◆ Task details: Make an exact copy of all the data, pictures excluded.

◆ Given data:
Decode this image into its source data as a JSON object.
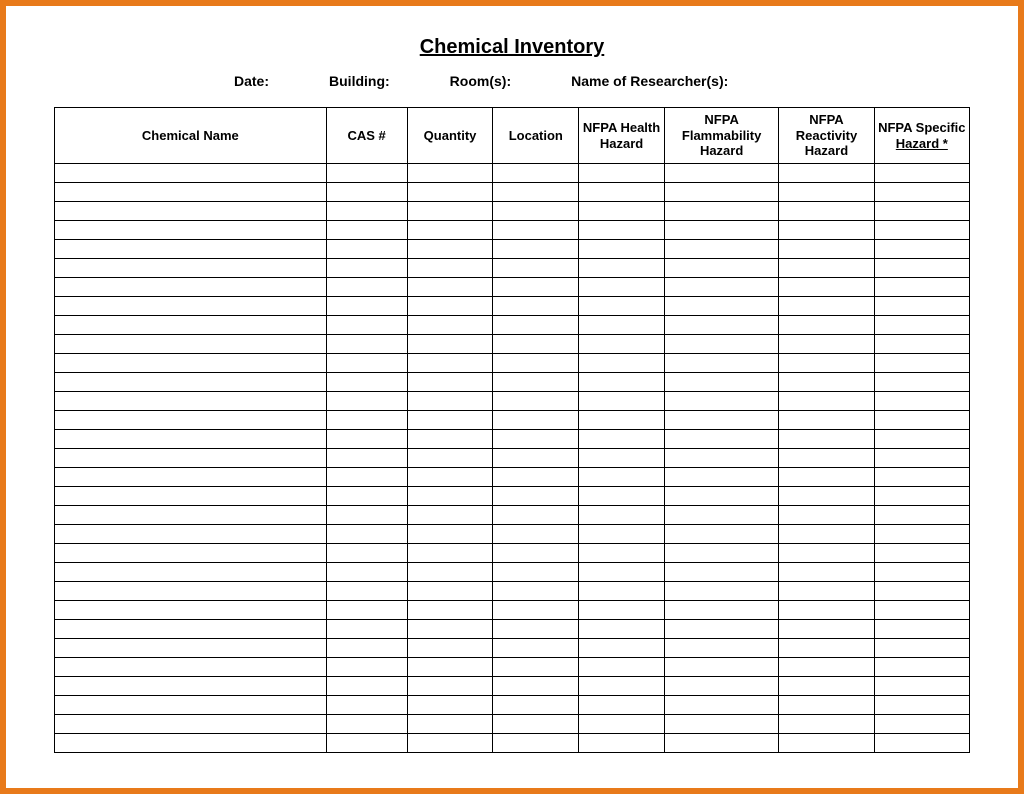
{
  "title": "Chemical Inventory",
  "meta": {
    "date_label": "Date:",
    "building_label": "Building:",
    "rooms_label": "Room(s):",
    "researcher_label": "Name of Researcher(s):"
  },
  "columns": {
    "chemical_name": "Chemical Name",
    "cas": "CAS #",
    "quantity": "Quantity",
    "location": "Location",
    "nfpa_health": "NFPA Health Hazard",
    "nfpa_flammability": "NFPA Flammability Hazard",
    "nfpa_reactivity": "NFPA Reactivity Hazard",
    "nfpa_specific_top": "NFPA Specific",
    "nfpa_specific_bottom": "Hazard *"
  },
  "row_count": 31
}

◆ Written response:
Decode this image into its source data as a JSON object.
{
  "title": "Chemical Inventory",
  "meta": {
    "date_label": "Date:",
    "building_label": "Building:",
    "rooms_label": "Room(s):",
    "researcher_label": "Name of Researcher(s):"
  },
  "columns": {
    "chemical_name": "Chemical Name",
    "cas": "CAS #",
    "quantity": "Quantity",
    "location": "Location",
    "nfpa_health": "NFPA Health Hazard",
    "nfpa_flammability": "NFPA Flammability Hazard",
    "nfpa_reactivity": "NFPA Reactivity Hazard",
    "nfpa_specific_top": "NFPA Specific",
    "nfpa_specific_bottom": "Hazard *"
  },
  "row_count": 31
}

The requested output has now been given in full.